<<<<

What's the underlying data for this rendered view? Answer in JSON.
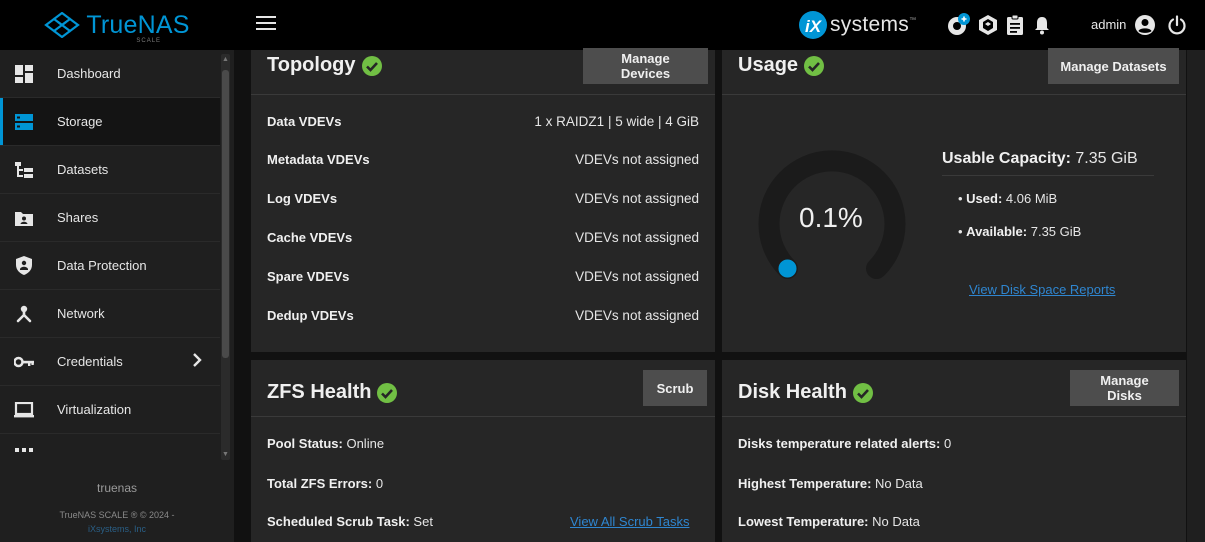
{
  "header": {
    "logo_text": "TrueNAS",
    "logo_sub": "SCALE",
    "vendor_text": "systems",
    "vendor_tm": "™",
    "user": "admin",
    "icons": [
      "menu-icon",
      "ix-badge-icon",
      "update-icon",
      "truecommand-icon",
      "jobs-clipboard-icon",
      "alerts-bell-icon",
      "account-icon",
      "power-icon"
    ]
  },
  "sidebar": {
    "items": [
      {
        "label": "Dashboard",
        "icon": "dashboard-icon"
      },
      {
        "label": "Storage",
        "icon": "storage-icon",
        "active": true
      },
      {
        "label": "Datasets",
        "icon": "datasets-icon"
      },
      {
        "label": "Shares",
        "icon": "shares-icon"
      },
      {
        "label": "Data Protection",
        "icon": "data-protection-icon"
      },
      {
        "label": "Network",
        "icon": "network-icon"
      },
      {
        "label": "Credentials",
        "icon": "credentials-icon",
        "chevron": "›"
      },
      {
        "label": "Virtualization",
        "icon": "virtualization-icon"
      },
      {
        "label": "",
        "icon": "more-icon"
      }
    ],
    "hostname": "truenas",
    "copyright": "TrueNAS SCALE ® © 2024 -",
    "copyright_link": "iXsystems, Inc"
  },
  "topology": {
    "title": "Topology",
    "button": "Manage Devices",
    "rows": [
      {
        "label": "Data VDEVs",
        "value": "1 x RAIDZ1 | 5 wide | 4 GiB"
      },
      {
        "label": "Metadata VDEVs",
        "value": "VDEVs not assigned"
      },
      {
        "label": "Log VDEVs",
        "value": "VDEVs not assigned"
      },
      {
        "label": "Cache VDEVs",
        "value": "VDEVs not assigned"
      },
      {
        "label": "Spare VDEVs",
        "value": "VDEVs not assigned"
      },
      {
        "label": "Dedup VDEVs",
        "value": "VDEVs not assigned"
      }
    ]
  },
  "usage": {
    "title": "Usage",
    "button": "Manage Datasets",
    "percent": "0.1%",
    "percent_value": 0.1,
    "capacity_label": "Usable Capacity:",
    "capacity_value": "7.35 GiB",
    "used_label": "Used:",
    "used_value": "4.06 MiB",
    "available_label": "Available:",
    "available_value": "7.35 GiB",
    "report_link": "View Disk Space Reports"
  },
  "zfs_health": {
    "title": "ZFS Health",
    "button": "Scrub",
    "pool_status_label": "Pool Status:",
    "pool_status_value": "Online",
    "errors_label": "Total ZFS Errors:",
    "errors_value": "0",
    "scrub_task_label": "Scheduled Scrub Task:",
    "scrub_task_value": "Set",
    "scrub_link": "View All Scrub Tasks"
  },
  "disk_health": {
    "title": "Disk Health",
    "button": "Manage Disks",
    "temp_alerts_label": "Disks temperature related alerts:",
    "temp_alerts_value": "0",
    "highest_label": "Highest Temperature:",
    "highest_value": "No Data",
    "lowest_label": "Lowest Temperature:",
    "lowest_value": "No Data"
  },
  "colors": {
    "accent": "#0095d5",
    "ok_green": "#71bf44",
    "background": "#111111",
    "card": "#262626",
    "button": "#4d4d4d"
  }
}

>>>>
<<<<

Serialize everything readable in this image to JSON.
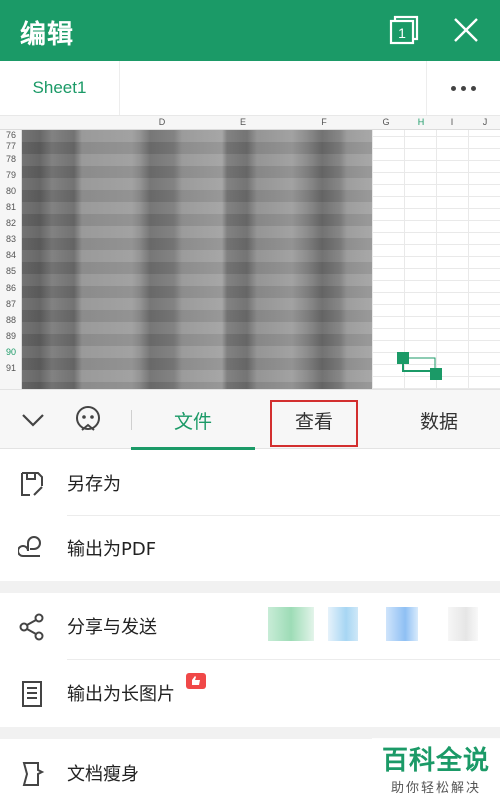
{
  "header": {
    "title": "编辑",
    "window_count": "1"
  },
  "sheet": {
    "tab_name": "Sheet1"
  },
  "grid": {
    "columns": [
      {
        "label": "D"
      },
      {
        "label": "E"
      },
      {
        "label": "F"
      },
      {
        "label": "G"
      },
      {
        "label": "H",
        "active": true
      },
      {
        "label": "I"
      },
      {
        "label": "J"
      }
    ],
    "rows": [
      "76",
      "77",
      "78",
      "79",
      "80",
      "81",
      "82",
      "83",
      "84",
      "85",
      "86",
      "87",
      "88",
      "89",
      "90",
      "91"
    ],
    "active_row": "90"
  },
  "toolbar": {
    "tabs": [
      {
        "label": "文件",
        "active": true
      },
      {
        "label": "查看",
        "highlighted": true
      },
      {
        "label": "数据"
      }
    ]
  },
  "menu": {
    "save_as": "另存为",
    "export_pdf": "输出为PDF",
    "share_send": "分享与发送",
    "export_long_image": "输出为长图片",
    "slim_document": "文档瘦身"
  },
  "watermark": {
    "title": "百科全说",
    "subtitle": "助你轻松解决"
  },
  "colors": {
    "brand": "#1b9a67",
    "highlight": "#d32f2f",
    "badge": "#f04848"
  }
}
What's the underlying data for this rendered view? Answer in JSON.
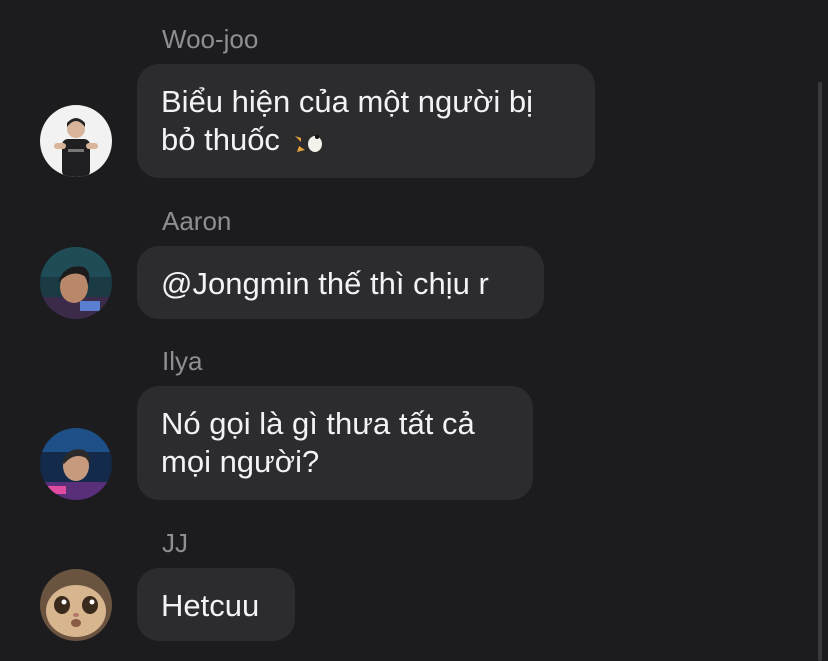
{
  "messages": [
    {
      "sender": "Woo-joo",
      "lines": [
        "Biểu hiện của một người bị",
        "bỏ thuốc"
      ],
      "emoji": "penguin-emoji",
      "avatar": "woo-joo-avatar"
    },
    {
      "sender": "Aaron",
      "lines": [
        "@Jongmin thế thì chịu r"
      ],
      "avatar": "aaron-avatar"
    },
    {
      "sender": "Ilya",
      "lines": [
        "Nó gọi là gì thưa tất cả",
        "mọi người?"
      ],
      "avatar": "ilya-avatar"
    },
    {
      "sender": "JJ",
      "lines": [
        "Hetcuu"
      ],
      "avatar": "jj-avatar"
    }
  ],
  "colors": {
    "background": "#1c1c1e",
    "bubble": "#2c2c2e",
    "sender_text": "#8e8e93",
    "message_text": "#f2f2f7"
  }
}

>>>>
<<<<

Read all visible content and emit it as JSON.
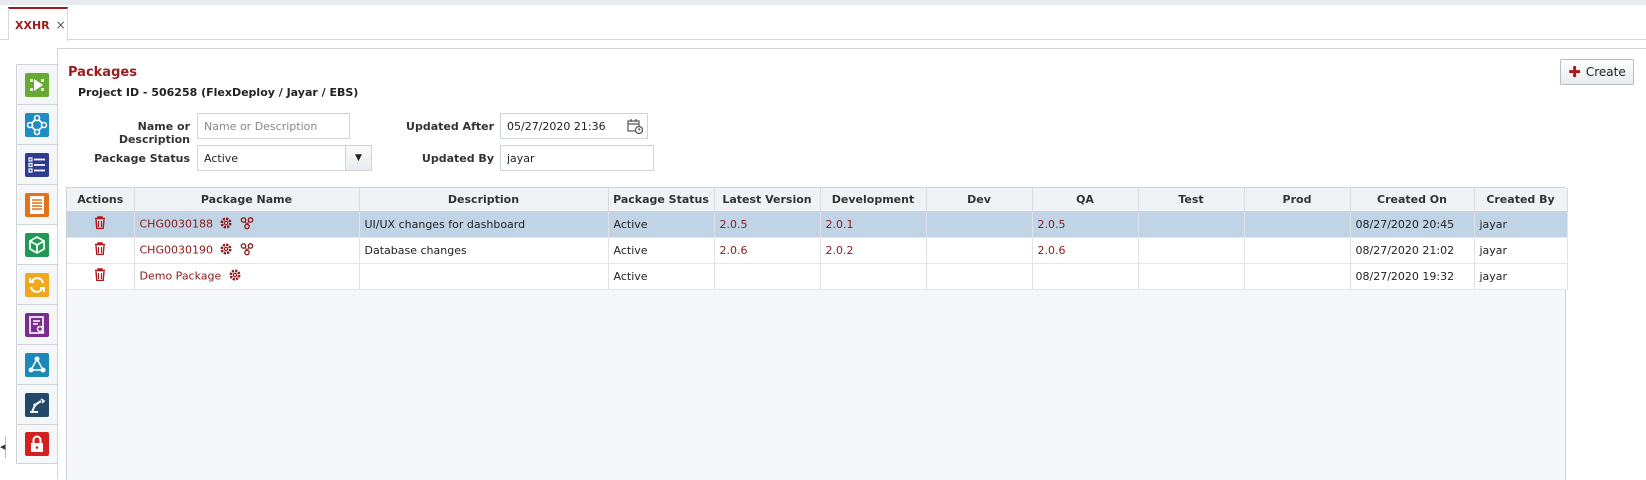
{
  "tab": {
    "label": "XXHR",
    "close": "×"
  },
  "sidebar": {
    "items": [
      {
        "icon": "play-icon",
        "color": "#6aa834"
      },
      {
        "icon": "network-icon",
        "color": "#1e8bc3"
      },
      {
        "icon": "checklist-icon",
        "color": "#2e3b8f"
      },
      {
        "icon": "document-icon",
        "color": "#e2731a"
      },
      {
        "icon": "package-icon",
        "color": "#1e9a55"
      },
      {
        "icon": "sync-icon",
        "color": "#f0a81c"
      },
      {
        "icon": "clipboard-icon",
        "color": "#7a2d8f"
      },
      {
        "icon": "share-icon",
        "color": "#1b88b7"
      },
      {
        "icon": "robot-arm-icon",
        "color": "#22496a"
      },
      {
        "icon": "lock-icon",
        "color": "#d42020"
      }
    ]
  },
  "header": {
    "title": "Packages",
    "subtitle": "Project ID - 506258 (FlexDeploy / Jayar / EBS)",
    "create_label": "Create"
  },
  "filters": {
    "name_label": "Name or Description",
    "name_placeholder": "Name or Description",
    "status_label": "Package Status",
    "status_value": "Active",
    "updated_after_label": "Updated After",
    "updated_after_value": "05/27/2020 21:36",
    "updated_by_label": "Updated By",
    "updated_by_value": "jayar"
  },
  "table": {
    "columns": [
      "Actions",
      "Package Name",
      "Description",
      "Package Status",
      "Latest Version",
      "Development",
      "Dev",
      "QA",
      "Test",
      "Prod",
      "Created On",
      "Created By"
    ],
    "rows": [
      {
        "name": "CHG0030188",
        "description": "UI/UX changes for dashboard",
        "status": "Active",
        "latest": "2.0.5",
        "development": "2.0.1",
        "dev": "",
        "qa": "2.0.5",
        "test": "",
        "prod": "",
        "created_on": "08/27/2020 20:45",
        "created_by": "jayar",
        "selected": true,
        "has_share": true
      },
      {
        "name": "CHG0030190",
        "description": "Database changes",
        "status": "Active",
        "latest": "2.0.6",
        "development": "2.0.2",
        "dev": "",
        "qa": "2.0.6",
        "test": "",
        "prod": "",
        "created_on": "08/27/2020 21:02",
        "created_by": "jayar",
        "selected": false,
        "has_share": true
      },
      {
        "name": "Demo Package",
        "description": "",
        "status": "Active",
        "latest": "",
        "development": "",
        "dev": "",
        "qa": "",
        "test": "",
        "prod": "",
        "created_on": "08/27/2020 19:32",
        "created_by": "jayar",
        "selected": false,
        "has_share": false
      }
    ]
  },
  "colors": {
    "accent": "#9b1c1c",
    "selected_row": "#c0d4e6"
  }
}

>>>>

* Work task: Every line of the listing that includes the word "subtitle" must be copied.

* Answer box:
    "subtitle": "助你轻松解决"
    "subtitle": "Project ID - 506258 (FlexDeploy / Jayar / EBS)",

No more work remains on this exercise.